### MATERIAL FOR THE TASK
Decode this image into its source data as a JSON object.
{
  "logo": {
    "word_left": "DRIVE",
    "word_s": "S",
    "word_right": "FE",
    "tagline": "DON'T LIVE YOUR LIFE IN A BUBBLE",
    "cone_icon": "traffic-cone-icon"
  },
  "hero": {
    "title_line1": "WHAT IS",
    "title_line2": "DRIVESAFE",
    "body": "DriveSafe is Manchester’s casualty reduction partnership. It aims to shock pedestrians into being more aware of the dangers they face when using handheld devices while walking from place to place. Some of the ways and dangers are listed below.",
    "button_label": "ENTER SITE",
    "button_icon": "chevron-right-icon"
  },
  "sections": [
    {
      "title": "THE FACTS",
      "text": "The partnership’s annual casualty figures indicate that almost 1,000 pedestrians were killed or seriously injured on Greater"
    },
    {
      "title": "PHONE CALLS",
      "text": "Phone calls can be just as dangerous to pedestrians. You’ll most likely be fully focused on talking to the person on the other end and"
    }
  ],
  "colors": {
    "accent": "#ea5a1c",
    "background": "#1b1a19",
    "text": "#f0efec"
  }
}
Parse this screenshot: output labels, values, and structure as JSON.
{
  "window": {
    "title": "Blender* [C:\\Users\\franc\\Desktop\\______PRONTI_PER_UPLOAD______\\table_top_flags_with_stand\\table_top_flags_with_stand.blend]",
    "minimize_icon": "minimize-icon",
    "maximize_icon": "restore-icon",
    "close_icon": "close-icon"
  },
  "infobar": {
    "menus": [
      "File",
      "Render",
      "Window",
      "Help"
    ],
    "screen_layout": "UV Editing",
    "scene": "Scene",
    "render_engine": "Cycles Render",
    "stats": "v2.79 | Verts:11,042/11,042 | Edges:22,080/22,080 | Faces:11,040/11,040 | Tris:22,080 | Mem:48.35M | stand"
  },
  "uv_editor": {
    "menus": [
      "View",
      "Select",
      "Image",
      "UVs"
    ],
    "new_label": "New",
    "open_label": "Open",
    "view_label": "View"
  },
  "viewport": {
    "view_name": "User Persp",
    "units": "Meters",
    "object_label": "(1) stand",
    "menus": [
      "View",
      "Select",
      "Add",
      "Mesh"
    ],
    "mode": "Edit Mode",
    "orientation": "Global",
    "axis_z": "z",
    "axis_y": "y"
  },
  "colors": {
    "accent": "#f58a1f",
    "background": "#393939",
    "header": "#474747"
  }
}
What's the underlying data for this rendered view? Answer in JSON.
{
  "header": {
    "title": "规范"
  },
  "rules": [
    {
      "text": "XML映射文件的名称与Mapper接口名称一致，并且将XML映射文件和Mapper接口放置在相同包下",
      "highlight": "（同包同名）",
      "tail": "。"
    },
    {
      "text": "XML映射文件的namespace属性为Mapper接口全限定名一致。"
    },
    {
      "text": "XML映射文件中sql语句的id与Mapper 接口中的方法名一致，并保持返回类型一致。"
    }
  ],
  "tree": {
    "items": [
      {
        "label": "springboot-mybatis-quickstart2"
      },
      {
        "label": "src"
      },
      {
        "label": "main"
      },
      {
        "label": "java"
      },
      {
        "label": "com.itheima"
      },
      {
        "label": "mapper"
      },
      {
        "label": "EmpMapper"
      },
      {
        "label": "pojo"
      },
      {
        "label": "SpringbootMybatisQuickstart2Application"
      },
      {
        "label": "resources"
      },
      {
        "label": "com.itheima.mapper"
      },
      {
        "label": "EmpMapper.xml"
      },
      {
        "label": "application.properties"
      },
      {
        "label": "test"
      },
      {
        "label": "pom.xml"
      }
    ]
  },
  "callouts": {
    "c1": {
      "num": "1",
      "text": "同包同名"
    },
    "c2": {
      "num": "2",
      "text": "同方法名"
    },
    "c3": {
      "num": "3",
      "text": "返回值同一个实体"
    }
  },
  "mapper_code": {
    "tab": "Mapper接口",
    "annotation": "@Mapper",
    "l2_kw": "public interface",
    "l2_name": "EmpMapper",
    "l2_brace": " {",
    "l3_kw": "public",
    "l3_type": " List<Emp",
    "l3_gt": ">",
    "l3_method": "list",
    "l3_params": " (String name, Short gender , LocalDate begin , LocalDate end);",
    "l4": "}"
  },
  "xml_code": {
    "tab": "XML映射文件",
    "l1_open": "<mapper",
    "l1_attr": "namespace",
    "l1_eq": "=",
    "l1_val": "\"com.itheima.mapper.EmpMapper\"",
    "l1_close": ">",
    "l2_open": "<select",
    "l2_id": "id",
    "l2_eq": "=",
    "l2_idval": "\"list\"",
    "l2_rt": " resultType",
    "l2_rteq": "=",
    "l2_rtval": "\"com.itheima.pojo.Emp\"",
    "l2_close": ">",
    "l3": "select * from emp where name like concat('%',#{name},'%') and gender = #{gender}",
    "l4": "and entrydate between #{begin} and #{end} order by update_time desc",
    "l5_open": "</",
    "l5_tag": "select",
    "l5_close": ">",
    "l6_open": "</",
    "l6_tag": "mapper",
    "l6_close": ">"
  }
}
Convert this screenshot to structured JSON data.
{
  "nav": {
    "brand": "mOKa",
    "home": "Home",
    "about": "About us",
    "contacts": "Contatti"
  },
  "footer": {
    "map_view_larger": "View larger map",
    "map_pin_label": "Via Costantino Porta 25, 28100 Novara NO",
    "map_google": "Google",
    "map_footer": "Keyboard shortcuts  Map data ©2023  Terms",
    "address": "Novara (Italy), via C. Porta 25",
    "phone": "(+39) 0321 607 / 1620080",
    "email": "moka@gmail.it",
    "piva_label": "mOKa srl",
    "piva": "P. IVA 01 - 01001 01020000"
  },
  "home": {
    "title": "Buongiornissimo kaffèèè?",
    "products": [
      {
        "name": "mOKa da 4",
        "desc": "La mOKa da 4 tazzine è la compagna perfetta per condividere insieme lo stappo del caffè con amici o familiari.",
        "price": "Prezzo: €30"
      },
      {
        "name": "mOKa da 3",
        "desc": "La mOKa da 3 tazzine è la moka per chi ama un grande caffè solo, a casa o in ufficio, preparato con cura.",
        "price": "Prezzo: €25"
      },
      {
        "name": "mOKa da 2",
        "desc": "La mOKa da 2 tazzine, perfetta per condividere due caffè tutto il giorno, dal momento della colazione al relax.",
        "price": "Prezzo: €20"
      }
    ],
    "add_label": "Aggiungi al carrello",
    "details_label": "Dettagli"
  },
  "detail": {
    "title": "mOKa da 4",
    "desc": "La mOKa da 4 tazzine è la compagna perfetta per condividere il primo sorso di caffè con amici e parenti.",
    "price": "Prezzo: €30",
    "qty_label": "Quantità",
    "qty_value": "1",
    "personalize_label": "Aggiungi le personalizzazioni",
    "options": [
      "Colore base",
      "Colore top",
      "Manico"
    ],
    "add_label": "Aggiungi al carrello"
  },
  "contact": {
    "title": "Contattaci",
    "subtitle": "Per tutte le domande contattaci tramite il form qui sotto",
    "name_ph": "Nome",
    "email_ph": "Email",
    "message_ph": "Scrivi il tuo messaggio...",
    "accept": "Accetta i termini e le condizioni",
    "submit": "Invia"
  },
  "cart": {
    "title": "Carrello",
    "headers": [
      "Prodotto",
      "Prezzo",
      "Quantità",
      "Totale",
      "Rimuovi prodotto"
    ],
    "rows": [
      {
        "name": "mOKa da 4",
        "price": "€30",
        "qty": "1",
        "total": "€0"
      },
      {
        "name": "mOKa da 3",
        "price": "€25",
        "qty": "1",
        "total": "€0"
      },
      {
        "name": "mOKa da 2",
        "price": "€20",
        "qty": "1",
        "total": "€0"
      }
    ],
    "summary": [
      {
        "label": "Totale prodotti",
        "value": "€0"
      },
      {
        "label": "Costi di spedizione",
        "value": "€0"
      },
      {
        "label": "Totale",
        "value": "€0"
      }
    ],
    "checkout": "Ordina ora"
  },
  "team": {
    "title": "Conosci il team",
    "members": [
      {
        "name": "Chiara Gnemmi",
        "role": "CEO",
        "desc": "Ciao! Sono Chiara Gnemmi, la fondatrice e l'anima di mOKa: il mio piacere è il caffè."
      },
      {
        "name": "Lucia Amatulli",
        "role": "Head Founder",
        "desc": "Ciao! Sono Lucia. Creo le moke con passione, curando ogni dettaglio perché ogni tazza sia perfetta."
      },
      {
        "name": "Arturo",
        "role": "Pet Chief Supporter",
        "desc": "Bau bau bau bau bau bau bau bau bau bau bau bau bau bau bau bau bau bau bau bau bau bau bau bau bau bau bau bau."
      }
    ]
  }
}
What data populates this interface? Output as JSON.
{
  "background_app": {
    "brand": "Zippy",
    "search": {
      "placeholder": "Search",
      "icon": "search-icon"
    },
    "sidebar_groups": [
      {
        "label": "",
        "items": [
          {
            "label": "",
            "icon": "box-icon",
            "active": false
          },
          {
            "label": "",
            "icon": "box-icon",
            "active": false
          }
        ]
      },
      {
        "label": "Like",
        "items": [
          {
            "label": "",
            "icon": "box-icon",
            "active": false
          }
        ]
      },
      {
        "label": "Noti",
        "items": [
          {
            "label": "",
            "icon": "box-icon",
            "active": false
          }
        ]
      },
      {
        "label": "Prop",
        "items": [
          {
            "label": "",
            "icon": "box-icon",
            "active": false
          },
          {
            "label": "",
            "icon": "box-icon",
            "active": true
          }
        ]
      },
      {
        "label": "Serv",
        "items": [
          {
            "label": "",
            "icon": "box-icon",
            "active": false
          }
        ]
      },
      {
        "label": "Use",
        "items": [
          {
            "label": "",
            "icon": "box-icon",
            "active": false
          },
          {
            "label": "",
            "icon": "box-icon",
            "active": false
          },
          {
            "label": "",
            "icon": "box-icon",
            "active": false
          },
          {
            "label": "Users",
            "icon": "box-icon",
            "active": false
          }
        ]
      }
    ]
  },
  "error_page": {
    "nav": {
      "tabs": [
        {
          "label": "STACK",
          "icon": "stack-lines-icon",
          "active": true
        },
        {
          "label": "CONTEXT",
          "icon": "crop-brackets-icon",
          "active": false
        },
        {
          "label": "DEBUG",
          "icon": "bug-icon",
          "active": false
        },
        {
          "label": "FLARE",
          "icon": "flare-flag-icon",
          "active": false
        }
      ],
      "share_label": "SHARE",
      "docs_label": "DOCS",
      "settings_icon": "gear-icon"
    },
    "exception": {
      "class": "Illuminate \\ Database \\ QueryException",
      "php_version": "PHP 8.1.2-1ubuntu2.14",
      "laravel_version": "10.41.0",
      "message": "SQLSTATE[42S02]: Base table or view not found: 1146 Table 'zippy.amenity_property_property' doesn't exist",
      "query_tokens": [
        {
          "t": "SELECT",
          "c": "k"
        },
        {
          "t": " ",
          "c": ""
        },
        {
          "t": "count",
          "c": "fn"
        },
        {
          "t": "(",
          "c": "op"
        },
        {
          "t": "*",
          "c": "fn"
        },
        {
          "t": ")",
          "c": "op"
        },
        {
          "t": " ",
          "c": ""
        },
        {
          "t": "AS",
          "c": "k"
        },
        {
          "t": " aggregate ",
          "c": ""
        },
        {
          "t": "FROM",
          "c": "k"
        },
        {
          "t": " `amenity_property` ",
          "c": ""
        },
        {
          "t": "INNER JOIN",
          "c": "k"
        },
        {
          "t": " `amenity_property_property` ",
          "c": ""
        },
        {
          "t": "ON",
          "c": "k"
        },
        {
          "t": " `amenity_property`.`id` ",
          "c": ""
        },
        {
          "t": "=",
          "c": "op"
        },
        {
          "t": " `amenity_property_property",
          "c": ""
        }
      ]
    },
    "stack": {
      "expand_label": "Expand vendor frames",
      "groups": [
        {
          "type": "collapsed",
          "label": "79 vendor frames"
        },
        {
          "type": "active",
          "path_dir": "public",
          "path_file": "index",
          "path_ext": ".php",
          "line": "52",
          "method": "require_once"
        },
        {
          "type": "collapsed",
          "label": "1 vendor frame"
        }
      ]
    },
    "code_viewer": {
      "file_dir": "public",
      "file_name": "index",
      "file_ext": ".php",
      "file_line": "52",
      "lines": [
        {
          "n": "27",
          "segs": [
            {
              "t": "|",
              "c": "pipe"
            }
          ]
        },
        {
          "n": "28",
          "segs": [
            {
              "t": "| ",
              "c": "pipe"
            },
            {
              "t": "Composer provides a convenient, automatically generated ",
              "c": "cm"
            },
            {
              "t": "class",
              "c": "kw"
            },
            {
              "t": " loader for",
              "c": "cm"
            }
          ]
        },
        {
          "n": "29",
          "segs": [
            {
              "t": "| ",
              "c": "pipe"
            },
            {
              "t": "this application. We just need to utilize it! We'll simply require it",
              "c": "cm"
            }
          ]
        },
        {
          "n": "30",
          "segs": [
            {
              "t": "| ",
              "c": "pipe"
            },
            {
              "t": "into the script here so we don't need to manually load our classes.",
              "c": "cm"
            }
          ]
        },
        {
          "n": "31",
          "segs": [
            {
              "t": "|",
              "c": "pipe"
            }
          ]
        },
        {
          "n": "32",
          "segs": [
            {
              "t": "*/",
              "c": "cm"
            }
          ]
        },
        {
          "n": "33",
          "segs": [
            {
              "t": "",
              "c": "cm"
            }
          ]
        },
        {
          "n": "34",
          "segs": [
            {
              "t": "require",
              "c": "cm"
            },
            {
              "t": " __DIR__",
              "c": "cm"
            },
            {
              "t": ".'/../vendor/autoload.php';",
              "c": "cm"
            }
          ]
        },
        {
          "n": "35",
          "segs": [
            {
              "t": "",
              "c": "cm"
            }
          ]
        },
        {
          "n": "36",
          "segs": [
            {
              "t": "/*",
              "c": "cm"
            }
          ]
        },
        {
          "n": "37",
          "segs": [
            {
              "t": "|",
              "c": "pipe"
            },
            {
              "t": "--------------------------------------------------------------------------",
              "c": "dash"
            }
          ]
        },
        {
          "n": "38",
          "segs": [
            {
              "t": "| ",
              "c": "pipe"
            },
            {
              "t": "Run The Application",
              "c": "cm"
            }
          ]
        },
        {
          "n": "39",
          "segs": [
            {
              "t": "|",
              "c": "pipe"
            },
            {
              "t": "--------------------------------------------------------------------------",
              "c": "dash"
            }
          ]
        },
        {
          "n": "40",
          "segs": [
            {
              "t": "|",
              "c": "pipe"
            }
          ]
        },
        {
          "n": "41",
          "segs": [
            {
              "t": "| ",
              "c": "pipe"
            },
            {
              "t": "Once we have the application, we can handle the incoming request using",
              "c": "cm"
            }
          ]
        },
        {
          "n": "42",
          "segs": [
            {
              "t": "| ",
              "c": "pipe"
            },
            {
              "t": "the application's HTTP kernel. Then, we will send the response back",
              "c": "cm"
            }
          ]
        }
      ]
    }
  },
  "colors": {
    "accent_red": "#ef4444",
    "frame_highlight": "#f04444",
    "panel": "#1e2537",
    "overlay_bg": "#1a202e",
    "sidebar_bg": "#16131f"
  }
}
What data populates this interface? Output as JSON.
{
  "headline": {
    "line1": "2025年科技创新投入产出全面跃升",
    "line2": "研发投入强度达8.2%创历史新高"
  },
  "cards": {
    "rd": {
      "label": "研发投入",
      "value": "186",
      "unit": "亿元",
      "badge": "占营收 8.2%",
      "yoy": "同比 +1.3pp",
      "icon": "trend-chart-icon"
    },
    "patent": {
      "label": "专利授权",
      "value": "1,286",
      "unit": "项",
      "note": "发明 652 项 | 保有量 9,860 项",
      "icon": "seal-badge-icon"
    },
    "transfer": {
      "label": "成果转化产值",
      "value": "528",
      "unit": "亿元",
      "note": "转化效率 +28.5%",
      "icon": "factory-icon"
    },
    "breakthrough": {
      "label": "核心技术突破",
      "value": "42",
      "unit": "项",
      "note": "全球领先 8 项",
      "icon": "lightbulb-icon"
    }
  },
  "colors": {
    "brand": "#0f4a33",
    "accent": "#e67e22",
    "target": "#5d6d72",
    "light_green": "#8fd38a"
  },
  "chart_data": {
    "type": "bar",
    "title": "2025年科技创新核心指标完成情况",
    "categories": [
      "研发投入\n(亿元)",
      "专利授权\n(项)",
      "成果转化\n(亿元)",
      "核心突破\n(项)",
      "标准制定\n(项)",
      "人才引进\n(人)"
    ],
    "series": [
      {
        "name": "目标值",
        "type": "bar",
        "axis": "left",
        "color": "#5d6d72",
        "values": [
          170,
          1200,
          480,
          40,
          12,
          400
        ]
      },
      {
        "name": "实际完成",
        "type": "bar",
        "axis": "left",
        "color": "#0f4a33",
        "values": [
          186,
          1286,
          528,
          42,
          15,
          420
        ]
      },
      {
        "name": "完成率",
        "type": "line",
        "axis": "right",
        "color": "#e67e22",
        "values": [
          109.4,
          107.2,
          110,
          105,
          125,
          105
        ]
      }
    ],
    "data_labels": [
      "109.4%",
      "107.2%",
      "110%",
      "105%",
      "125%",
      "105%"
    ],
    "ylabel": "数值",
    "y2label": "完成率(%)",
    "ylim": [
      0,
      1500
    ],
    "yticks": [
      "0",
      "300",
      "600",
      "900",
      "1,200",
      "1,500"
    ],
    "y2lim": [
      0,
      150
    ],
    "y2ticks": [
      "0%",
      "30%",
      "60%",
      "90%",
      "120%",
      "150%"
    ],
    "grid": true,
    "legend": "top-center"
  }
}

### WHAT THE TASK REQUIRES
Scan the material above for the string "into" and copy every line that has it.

### WRITTEN ANSWER
Decode this image into its source data as a JSON object.
    "body": "DriveSafe is Manchester’s casualty reduction partnership. It aims to shock pedestrians into being more aware of the dangers they face when using handheld devices while walking from place to place. Some of the ways and dangers are listed below.",
              "t": "into the script here so we don't need to manually load our classes.",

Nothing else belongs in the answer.